I was pulled aside a couple of months ago by two fellow elders for talking to a disfellowshipped friend of mine at the hall in the second school (we still haven't renamed it even though 'the school' no longer exists) with another elder.
Aside from my calling them Pharisees meddling in other people's business, I suggested they read this Watchtower article: w74 1st August pp. 466-473 Maintaining a Balanced Viewpoint Toward Disfellowshipped Ones. It's gold dust when it comes to reasoning with any judgmental JW over the shunning issue, especially an elder.
Par. 5: Congregational elders, as well as individual members of a congregation, therefore, ought to guard against developing an attitude approaching that which some Jewish rabbinical writers fomented toward Gentiles in viewing them as virtual enemies. It is right to hate the wrong committed by the disfellowshipped one, but it is not right to hate the person nor is it right to treat such ones in an inhumane way.
Par. 9: What, then, if a congregation elder were to meet up with a person who had been disfellowshipped, perhaps in the elder’s daily routine, on the street, in his secular work or similar activity? ... but not all who slip into a sinful way become ‘deceivers and antichrists.’ So, if that one is not of that class, would not Jehovah God’s own example allow for the elder to speak words exhorting the disfellowshipped one to seek to regain a good standing with God? (my thoughts: if it's ok for an elder then why not for anyone else? After all, we are all supposed to be the same.)

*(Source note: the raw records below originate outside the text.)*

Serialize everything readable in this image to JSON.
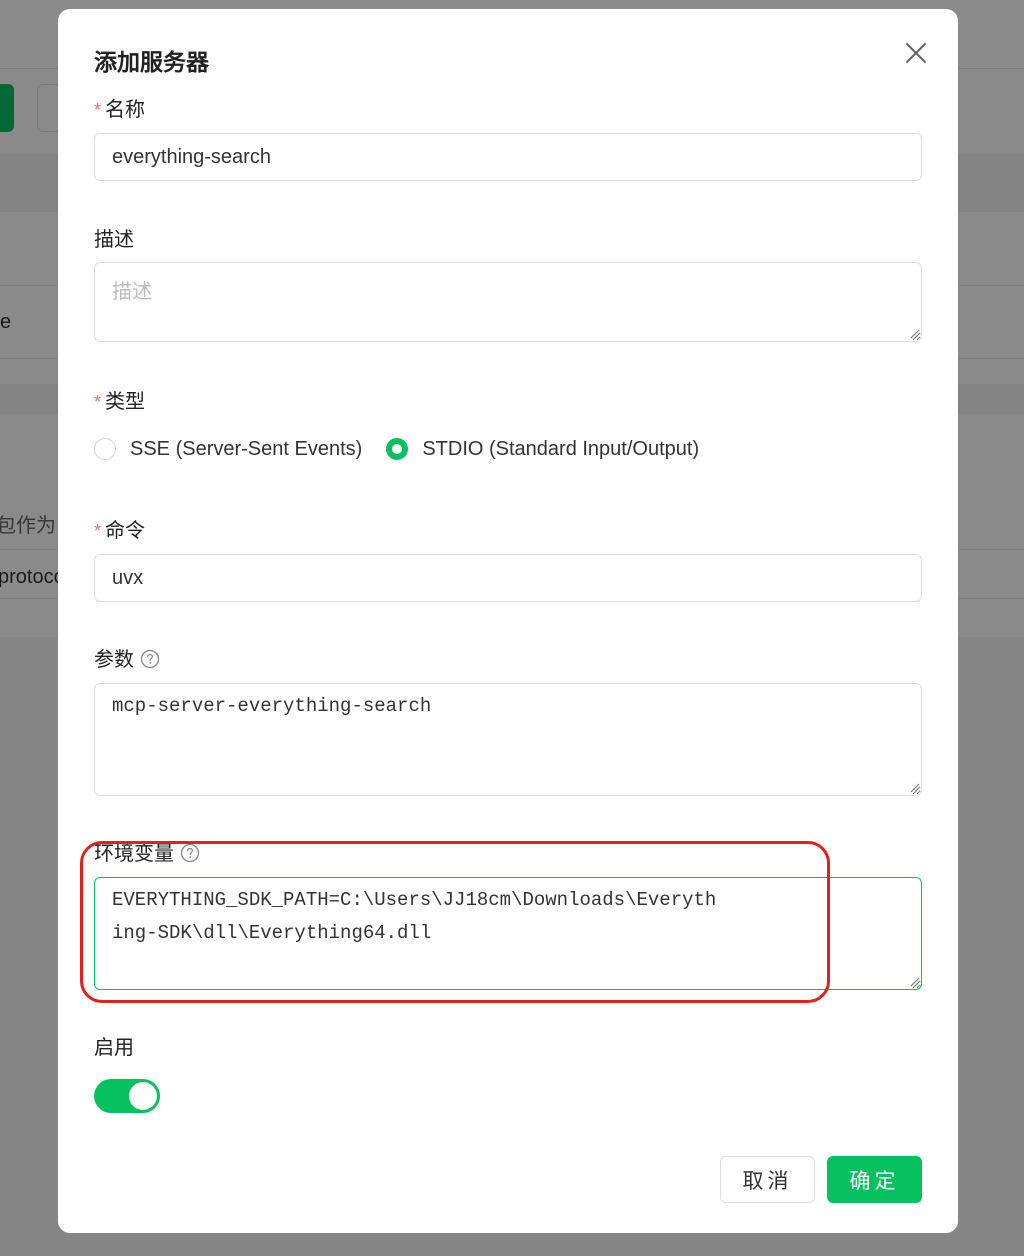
{
  "background": {
    "row1_text": "e",
    "row2_text": "包作为",
    "row3_text": "protoco"
  },
  "dialog": {
    "title": "添加服务器",
    "close_icon": "close-icon",
    "required_mark": "*"
  },
  "form": {
    "name": {
      "label": "名称",
      "value": "everything-search"
    },
    "description": {
      "label": "描述",
      "placeholder": "描述",
      "value": ""
    },
    "type": {
      "label": "类型",
      "options": [
        {
          "label": "SSE (Server-Sent Events)",
          "checked": false
        },
        {
          "label": "STDIO (Standard Input/Output)",
          "checked": true
        }
      ]
    },
    "command": {
      "label": "命令",
      "value": "uvx"
    },
    "args": {
      "label": "参数",
      "value": "mcp-server-everything-search"
    },
    "env": {
      "label": "环境变量",
      "value": "EVERYTHING_SDK_PATH=C:\\Users\\JJ18cm\\Downloads\\Everything-SDK\\dll\\Everything64.dll"
    },
    "enabled": {
      "label": "启用",
      "value": true
    }
  },
  "buttons": {
    "cancel": "取消",
    "ok": "确定"
  },
  "colors": {
    "accent": "#07c160",
    "required": "#f56c6c",
    "annotation": "#e0221c"
  }
}
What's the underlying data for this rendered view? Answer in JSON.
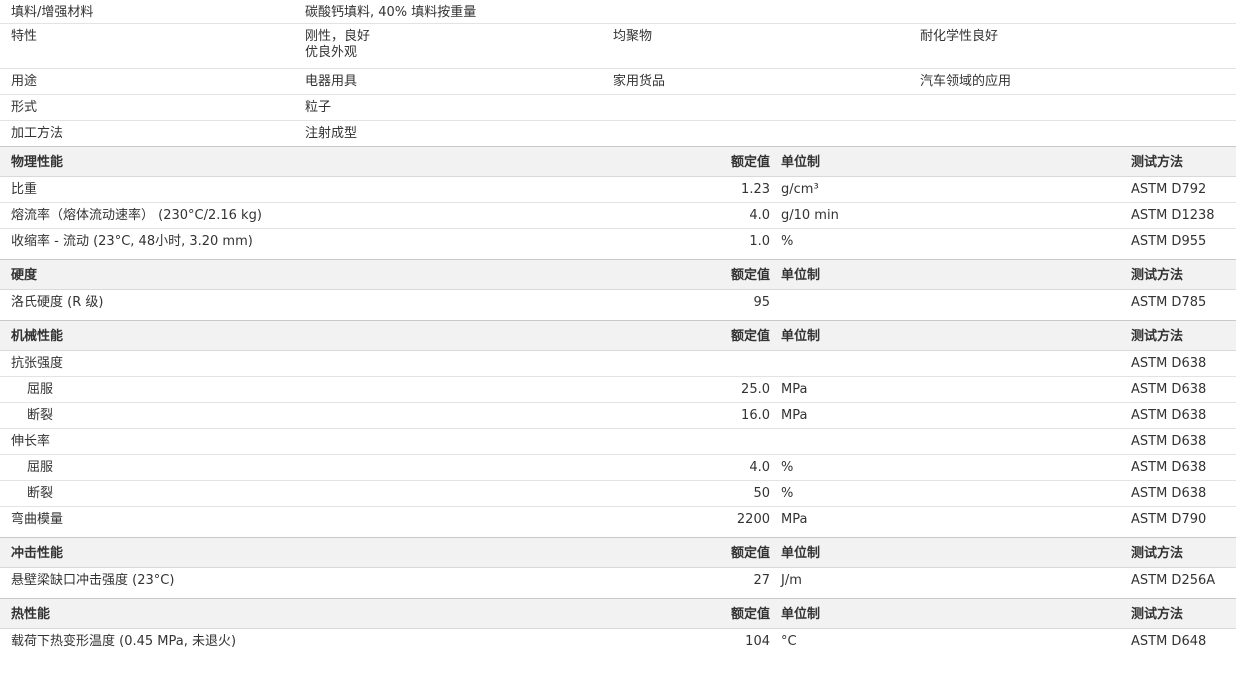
{
  "info": {
    "filler": {
      "label": "填料/增强材料",
      "values": [
        "碳酸钙填料, 40% 填料按重量"
      ]
    },
    "features": {
      "label": "特性",
      "col1": [
        "刚性，良好",
        "优良外观"
      ],
      "col2": "均聚物",
      "col3": "耐化学性良好"
    },
    "uses": {
      "label": "用途",
      "col1": "电器用具",
      "col2": "家用货品",
      "col3": "汽车领域的应用"
    },
    "form": {
      "label": "形式",
      "col1": "粒子"
    },
    "processing": {
      "label": "加工方法",
      "col1": "注射成型"
    }
  },
  "headers": {
    "value": "额定值",
    "unit": "单位制",
    "method": "测试方法"
  },
  "sections": [
    {
      "title": "物理性能",
      "rows": [
        {
          "name": "比重",
          "value": "1.23",
          "unit": "g/cm³",
          "method": "ASTM D792",
          "sub": false
        },
        {
          "name": "熔流率（熔体流动速率） (230°C/2.16 kg)",
          "value": "4.0",
          "unit": "g/10 min",
          "method": "ASTM D1238",
          "sub": false
        },
        {
          "name": "收缩率 - 流动 (23°C, 48小时, 3.20 mm)",
          "value": "1.0",
          "unit": "%",
          "method": "ASTM D955",
          "sub": false
        }
      ]
    },
    {
      "title": "硬度",
      "rows": [
        {
          "name": "洛氏硬度 (R 级)",
          "value": "95",
          "unit": "",
          "method": "ASTM D785",
          "sub": false
        }
      ]
    },
    {
      "title": "机械性能",
      "rows": [
        {
          "name": "抗张强度",
          "value": "",
          "unit": "",
          "method": "ASTM D638",
          "sub": false
        },
        {
          "name": "屈服",
          "value": "25.0",
          "unit": "MPa",
          "method": "ASTM D638",
          "sub": true
        },
        {
          "name": "断裂",
          "value": "16.0",
          "unit": "MPa",
          "method": "ASTM D638",
          "sub": true
        },
        {
          "name": "伸长率",
          "value": "",
          "unit": "",
          "method": "ASTM D638",
          "sub": false
        },
        {
          "name": "屈服",
          "value": "4.0",
          "unit": "%",
          "method": "ASTM D638",
          "sub": true
        },
        {
          "name": "断裂",
          "value": "50",
          "unit": "%",
          "method": "ASTM D638",
          "sub": true
        },
        {
          "name": "弯曲模量",
          "value": "2200",
          "unit": "MPa",
          "method": "ASTM D790",
          "sub": false
        }
      ]
    },
    {
      "title": "冲击性能",
      "rows": [
        {
          "name": "悬壁梁缺口冲击强度 (23°C)",
          "value": "27",
          "unit": "J/m",
          "method": "ASTM D256A",
          "sub": false
        }
      ]
    },
    {
      "title": "热性能",
      "rows": [
        {
          "name": "载荷下热变形温度 (0.45 MPa, 未退火)",
          "value": "104",
          "unit": "°C",
          "method": "ASTM D648",
          "sub": false
        }
      ]
    }
  ]
}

Par. 10: We may note, too, that at 1 Corinthians 5:11 the apostle warns against mixing in company with one who “is” a fornicator or practiser of some other kind of serious wrongdoing. What, however, of the one who has been disfellowshipped for being that kind of person but who thereafter, either at an early point or at a later point in time, gives consistent evidence of discontinuing such wrong practice, stopping it? Can it be said that he or she still “is” a fornicator or whatever type of wrongdoer such a one was that caused him or her to be as “leaven” toward the congregation?
Par. 21: As to disfellowshipped family members (not minor sons or daughters) living outside the home, each family must decide to what extent they will have association with such ones. This is not something that the congregational elders can decide for them. What the elders are concerned with is that “leaven” is not reintroduced into the congregation through spiritual fellowshipping with those who had to be removed as such “leaven.” Thus, if a disfellowshipped parent goes to visit a son or daughter or to see grandchildren and is allowed to enter the Christian home, this is not the concern of the elders. Such a one has a natural right to visit his blood relatives and his offspring. Similarly, when sons or daughters render honour to a parent, though disfellowshipped, by calling to see how such a one’s physical health is or what needs he or she may have, this act in itself is not a spiritual fellowshipping.
I got the rebuttal that this is "old information" and we have updated procedures since then so I replied, "well how come it has not been edited out of the WT Library then? Also I find this much more in harmony with how Jesús treated non-Christians, even notorious sinners, rather than the attitude you two are displaying!" I had no further bother.
The WTS has taken disfellowshipping way too far and goes against even their own original thoughts when they criticised the Catholics back in the 50s for doing the very same thing. As Angus Stewart said when questioning Geoff Jackson in the ARC trial two years ago, 'there is no graceful way to leave the Jehovah's Witnesses'!
I hope that WT article helps some of you.